When I go into the station I use on my way to work I found that the one way system has been changed. This now means there is no one way system on the platforms themselves. Only on the bridge routes linking the platforms together. This I can see making life a bit more difficult as things get busier. If they keep the one way system on the bridges it will really help. 

One ways systems are better for Visually Impaired and Blind people because we don’t have to worry about navigating people coming towards us. It really reduces the levels of visual stress. 

Once I am off of the main bridge and down towards the barriers things became a bit stressful. The reason being they are relaying the floor. So there are barriers which means my brain cannot easily find a quick route around them. It wasn’t too busy so I just took a bit of time and wandered slowly where everyone else was going. Once through the barriers I noticed the same thing. I stopped. 

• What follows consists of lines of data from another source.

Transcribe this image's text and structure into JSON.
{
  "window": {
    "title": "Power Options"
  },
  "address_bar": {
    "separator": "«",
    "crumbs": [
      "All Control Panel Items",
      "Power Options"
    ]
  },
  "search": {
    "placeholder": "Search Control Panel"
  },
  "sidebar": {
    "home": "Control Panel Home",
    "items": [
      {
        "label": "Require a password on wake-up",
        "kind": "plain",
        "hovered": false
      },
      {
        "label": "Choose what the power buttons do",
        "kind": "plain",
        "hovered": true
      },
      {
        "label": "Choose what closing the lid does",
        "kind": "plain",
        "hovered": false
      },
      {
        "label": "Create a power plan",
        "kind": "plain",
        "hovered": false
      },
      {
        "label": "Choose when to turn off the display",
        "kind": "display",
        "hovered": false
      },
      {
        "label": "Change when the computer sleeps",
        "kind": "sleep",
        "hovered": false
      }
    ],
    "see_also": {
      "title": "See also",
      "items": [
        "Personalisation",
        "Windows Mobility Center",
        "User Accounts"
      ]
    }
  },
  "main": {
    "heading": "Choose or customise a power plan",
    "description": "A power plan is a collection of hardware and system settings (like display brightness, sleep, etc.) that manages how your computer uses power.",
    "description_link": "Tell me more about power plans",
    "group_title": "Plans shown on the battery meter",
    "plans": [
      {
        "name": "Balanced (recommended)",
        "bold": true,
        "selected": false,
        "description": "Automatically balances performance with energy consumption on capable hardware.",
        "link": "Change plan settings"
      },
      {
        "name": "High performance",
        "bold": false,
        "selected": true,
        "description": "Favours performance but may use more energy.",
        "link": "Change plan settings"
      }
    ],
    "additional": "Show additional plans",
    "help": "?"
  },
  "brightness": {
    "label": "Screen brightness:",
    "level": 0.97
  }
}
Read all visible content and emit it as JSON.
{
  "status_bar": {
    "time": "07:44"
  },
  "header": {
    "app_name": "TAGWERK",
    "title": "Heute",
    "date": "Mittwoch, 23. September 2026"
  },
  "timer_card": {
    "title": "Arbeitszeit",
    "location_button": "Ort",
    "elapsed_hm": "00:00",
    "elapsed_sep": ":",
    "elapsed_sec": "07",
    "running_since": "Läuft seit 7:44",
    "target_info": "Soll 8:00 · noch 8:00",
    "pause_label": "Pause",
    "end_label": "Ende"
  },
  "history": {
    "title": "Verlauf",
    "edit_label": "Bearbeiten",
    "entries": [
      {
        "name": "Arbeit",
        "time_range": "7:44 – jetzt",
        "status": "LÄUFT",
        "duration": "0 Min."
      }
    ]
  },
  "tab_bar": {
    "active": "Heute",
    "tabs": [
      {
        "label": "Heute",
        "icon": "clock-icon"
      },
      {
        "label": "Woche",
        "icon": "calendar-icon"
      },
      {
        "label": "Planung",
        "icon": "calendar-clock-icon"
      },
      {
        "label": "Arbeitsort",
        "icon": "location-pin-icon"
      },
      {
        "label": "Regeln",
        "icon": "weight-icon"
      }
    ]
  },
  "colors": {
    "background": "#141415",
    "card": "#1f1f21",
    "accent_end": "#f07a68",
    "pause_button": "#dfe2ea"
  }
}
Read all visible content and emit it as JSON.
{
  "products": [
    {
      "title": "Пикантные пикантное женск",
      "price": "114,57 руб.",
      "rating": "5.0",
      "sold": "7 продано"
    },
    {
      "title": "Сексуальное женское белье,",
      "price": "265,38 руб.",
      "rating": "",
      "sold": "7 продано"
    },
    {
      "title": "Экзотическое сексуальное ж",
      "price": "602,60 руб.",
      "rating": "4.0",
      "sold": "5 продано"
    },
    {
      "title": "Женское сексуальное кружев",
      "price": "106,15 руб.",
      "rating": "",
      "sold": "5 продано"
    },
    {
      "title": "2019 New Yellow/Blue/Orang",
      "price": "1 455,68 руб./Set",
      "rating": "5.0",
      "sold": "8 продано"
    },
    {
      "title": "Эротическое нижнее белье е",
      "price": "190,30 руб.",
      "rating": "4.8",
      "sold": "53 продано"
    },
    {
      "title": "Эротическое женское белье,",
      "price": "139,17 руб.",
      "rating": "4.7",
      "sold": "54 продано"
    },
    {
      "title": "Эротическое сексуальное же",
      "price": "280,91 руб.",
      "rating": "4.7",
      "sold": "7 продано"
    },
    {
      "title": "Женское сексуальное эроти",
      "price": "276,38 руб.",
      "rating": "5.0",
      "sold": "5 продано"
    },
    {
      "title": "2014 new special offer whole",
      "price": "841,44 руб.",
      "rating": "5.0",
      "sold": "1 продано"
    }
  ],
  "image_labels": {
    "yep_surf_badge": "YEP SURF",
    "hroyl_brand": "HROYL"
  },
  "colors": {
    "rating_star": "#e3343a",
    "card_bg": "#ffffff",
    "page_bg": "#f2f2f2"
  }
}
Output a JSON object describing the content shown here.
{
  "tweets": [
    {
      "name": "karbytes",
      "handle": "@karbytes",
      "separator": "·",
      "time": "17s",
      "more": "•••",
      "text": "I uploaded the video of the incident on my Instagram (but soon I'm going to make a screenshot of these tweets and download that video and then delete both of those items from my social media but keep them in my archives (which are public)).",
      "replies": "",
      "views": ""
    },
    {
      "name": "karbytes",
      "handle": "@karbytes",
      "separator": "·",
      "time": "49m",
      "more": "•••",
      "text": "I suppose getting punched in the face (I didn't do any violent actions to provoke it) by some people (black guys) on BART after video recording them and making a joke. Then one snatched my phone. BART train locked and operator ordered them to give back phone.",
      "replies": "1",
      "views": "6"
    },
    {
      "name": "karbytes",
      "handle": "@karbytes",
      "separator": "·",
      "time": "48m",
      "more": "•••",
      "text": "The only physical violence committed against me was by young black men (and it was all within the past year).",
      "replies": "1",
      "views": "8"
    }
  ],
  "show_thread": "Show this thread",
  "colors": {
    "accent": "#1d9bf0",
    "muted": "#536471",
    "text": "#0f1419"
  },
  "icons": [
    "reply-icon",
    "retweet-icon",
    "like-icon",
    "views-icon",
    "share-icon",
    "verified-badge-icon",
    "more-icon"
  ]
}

The issue is not just the visual stress, but the unexpectedness of the train station having work done to it. Once I knew where I could walk I just focussed on the exit and made my way towards it. 

The next issue with all of this is that I am using my long cane. This means I am sweeping the floor to find out where things are. So when a surface changes it can impact how I am going to navigate my way through the station. After a few trips to work and home I am feeling a bit better about it. 

I just want the work to be quickly so I don’t have to deal with ongoing upgrades to this station. 

The work they are doing though is very good. It will definitely modernise the station which is something that has been needed for years. One of the biggest improvements is the new glass ceiling. It really lets in a lot of light. Which compared to how it previously was is so much better. The ceiling used to be old darkened wood. 

Please be mindful while you are out and about as a lot of people are feeling anxious. Disabled People find travel difficult at the best of times and we are having to navigate a new way of travelling. We want to be able to get out, get to work, see our friends. We just need you to be patient with us. Going back to normal is a scary thought for some of us. I am not looking forward to jam packed trains and people pushing and shoving me because they can’t wait. Lets just be nicer and be mindful of others as we ease out of this lock down. 

Be back soon, 

Philippa B. 

While you’re here please check out my fundraising page.

my guide cane is in the foreground, there are two blue seats the background facing me, with two 'Out Of Use' signs pace on the tops of the seat.

Where to sit?